# REQUIRED ACTION
All entries need to be written out again exactly, without their pictures.

# # # # # # #

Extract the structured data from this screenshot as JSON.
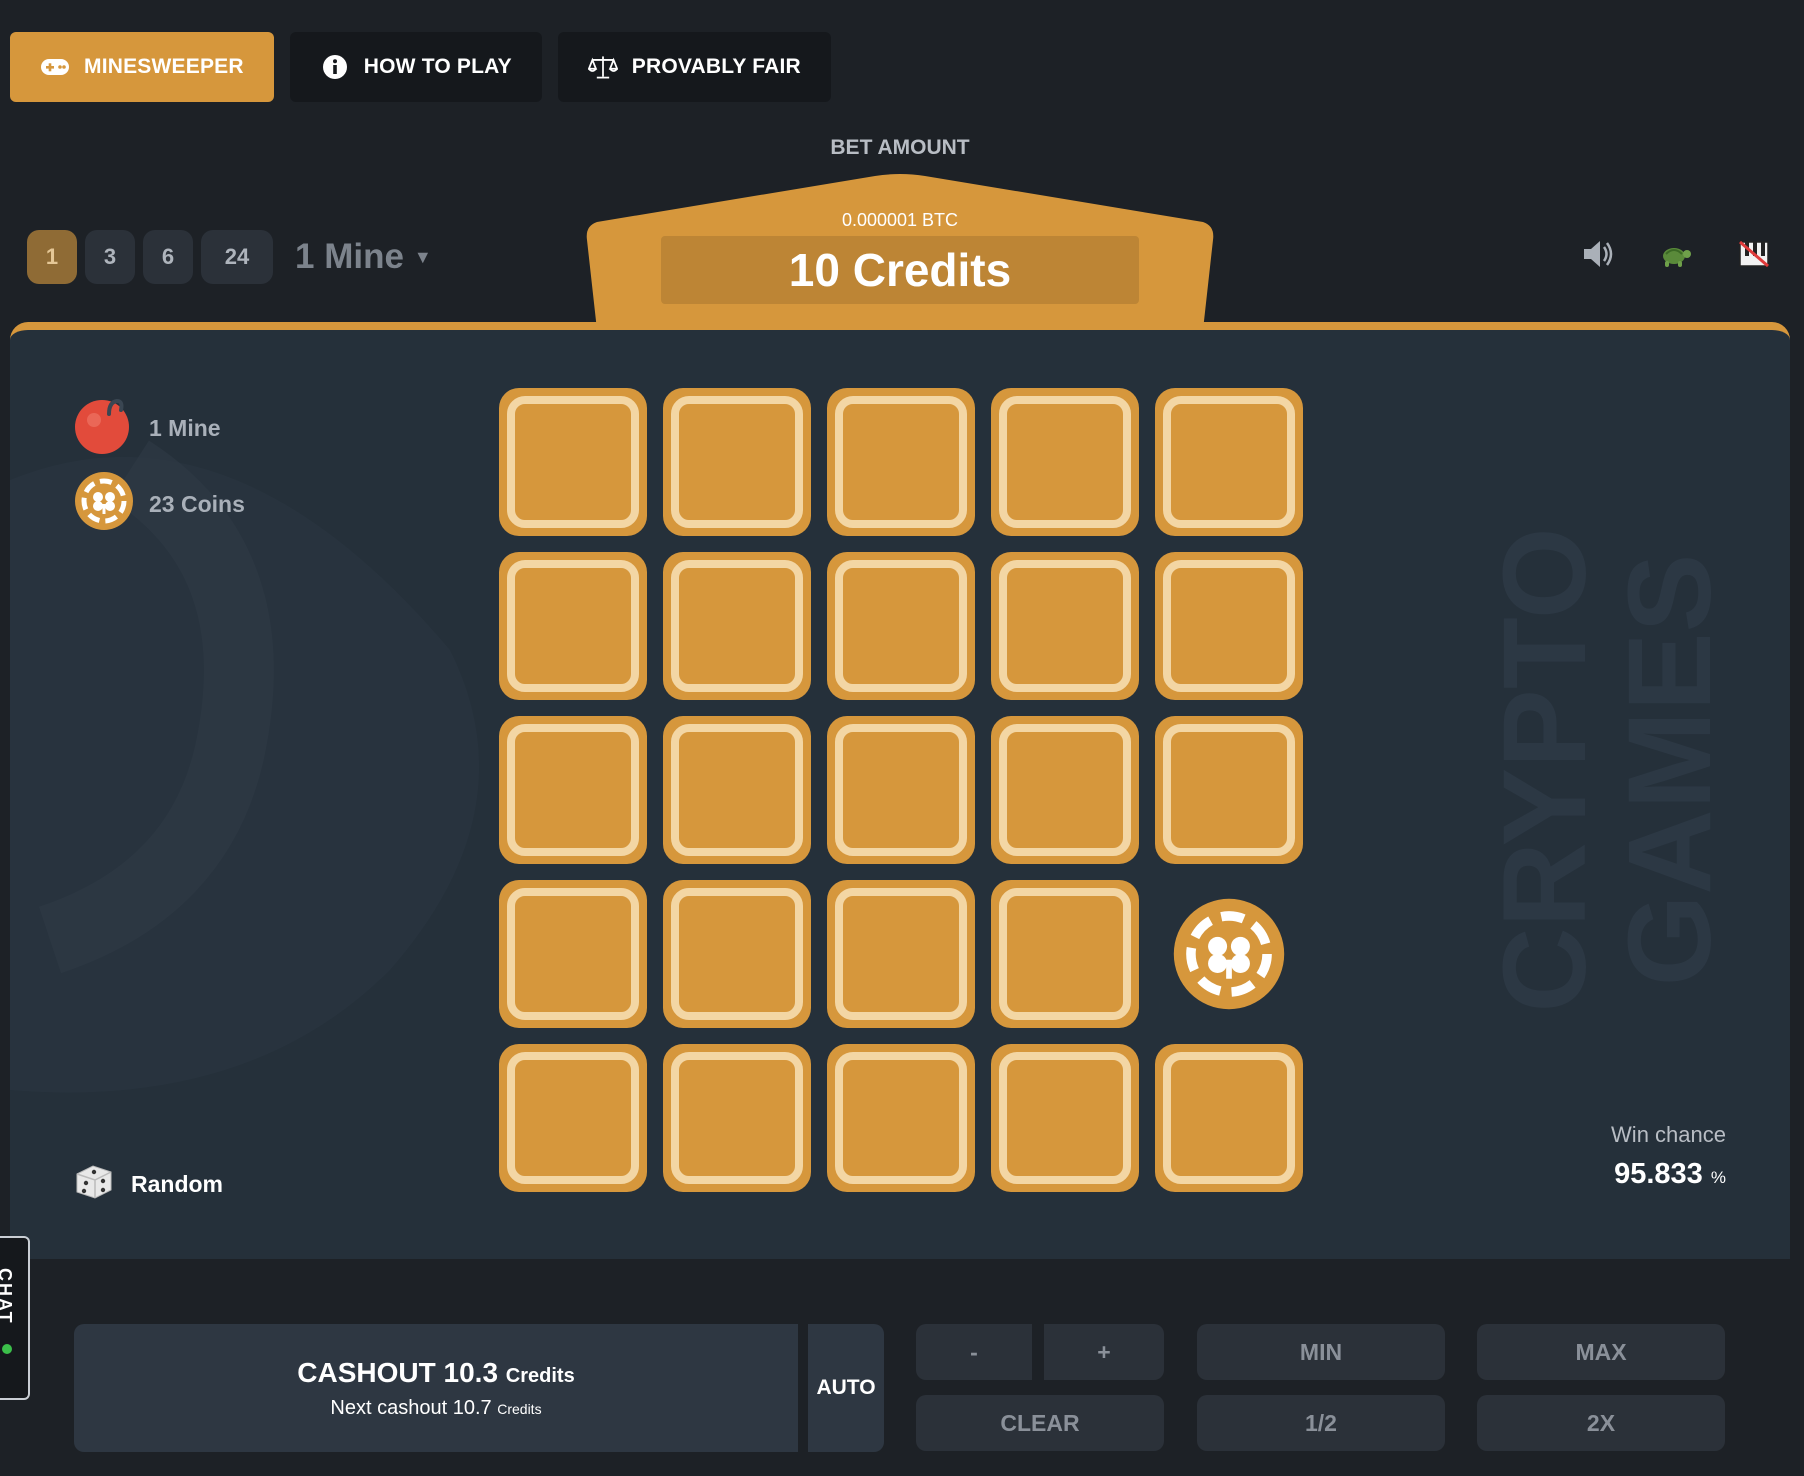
{
  "tabs": [
    {
      "label": "MINESWEEPER",
      "icon": "gamepad-icon",
      "active": true
    },
    {
      "label": "HOW TO PLAY",
      "icon": "info-icon",
      "active": false
    },
    {
      "label": "PROVABLY FAIR",
      "icon": "scale-icon",
      "active": false
    }
  ],
  "bet": {
    "label": "BET AMOUNT",
    "btc": "0.000001 BTC",
    "credits": "10 Credits"
  },
  "mine_options": [
    "1",
    "3",
    "6",
    "24"
  ],
  "mine_selected": "1",
  "mine_dropdown": "1 Mine",
  "right_icons": [
    "speaker-icon",
    "turtle-icon",
    "music-off-icon"
  ],
  "legend": {
    "mines": "1 Mine",
    "coins": "23 Coins"
  },
  "random_label": "Random",
  "grid": {
    "rows": 5,
    "cols": 5,
    "revealed": [
      {
        "row": 4,
        "col": 5,
        "content": "coin"
      }
    ]
  },
  "win_chance": {
    "label": "Win chance",
    "value": "95.833",
    "unit": "%"
  },
  "cashout": {
    "prefix": "CASHOUT",
    "amount": "10.3",
    "unit": "Credits",
    "next_prefix": "Next cashout",
    "next_amount": "10.7",
    "next_unit": "Credits"
  },
  "auto_label": "AUTO",
  "controls": {
    "minus": "-",
    "plus": "+",
    "min": "MIN",
    "max": "MAX",
    "clear": "CLEAR",
    "half": "1/2",
    "double": "2X"
  },
  "watermark": {
    "line1": "CRYPTO",
    "line2": "GAMES"
  },
  "chat_label": "CHAT",
  "colors": {
    "accent": "#d6973c",
    "accent_light": "#f3d6a4",
    "board": "#25303a",
    "background": "#1d2126"
  }
}
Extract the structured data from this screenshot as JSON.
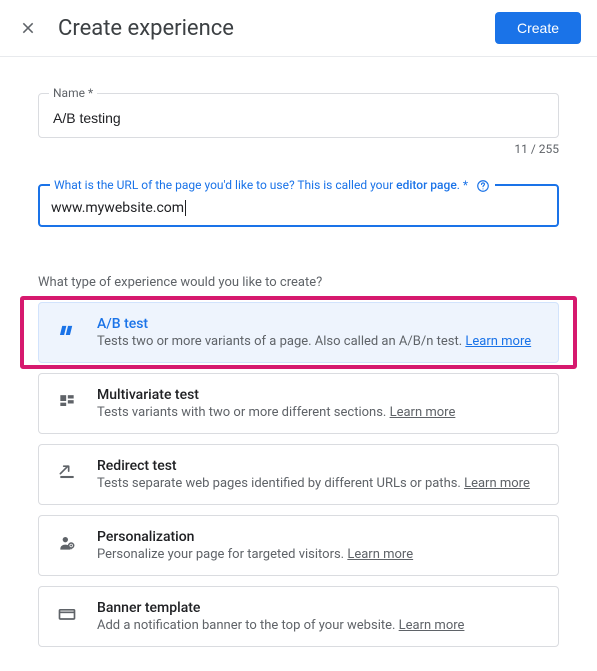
{
  "header": {
    "title": "Create experience",
    "create_button": "Create"
  },
  "name_field": {
    "label": "Name *",
    "value": "A/B testing",
    "count": "11 / 255"
  },
  "url_field": {
    "label_pre": "What is the URL of the page you'd like to use? This is called your ",
    "label_bold": "editor page",
    "label_post": ".",
    "required_mark": " *",
    "value": "www.mywebsite.com"
  },
  "type_section": {
    "question": "What type of experience would you like to create?",
    "learn_more_label": "Learn more",
    "options": [
      {
        "key": "ab",
        "title": "A/B test",
        "desc": "Tests two or more variants of a page. Also called an A/B/n test. ",
        "selected": true
      },
      {
        "key": "mvt",
        "title": "Multivariate test",
        "desc": "Tests variants with two or more different sections. "
      },
      {
        "key": "redirect",
        "title": "Redirect test",
        "desc": "Tests separate web pages identified by different URLs or paths. "
      },
      {
        "key": "personalization",
        "title": "Personalization",
        "desc": "Personalize your page for targeted visitors. "
      },
      {
        "key": "banner",
        "title": "Banner template",
        "desc": "Add a notification banner to the top of your website. "
      }
    ]
  }
}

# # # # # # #

# ANSWER TO THIS PROBLEM
Extract the structured data from this screenshot as JSON.
{
  "tabs": [
    {
      "label": "MINESWEEPER",
      "icon": "gamepad-icon",
      "active": true
    },
    {
      "label": "HOW TO PLAY",
      "icon": "info-icon",
      "active": false
    },
    {
      "label": "PROVABLY FAIR",
      "icon": "scale-icon",
      "active": false
    }
  ],
  "bet": {
    "label": "BET AMOUNT",
    "btc": "0.000001 BTC",
    "credits": "10 Credits"
  },
  "mine_options": [
    "1",
    "3",
    "6",
    "24"
  ],
  "mine_selected": "1",
  "mine_dropdown": "1 Mine",
  "right_icons": [
    "speaker-icon",
    "turtle-icon",
    "music-off-icon"
  ],
  "legend": {
    "mines": "1 Mine",
    "coins": "23 Coins"
  },
  "random_label": "Random",
  "grid": {
    "rows": 5,
    "cols": 5,
    "revealed": [
      {
        "row": 4,
        "col": 5,
        "content": "coin"
      }
    ]
  },
  "win_chance": {
    "label": "Win chance",
    "value": "95.833",
    "unit": "%"
  },
  "cashout": {
    "prefix": "CASHOUT",
    "amount": "10.3",
    "unit": "Credits",
    "next_prefix": "Next cashout",
    "next_amount": "10.7",
    "next_unit": "Credits"
  },
  "auto_label": "AUTO",
  "controls": {
    "minus": "-",
    "plus": "+",
    "min": "MIN",
    "max": "MAX",
    "clear": "CLEAR",
    "half": "1/2",
    "double": "2X"
  },
  "watermark": {
    "line1": "CRYPTO",
    "line2": "GAMES"
  },
  "chat_label": "CHAT",
  "colors": {
    "accent": "#d6973c",
    "accent_light": "#f3d6a4",
    "board": "#25303a",
    "background": "#1d2126"
  }
}
Extract the structured data from this screenshot as JSON.
{
  "header": {
    "title": "Create experience",
    "create_button": "Create"
  },
  "name_field": {
    "label": "Name *",
    "value": "A/B testing",
    "count": "11 / 255"
  },
  "url_field": {
    "label_pre": "What is the URL of the page you'd like to use? This is called your ",
    "label_bold": "editor page",
    "label_post": ".",
    "required_mark": " *",
    "value": "www.mywebsite.com"
  },
  "type_section": {
    "question": "What type of experience would you like to create?",
    "learn_more_label": "Learn more",
    "options": [
      {
        "key": "ab",
        "title": "A/B test",
        "desc": "Tests two or more variants of a page. Also called an A/B/n test. ",
        "selected": true
      },
      {
        "key": "mvt",
        "title": "Multivariate test",
        "desc": "Tests variants with two or more different sections. "
      },
      {
        "key": "redirect",
        "title": "Redirect test",
        "desc": "Tests separate web pages identified by different URLs or paths. "
      },
      {
        "key": "personalization",
        "title": "Personalization",
        "desc": "Personalize your page for targeted visitors. "
      },
      {
        "key": "banner",
        "title": "Banner template",
        "desc": "Add a notification banner to the top of your website. "
      }
    ]
  }
}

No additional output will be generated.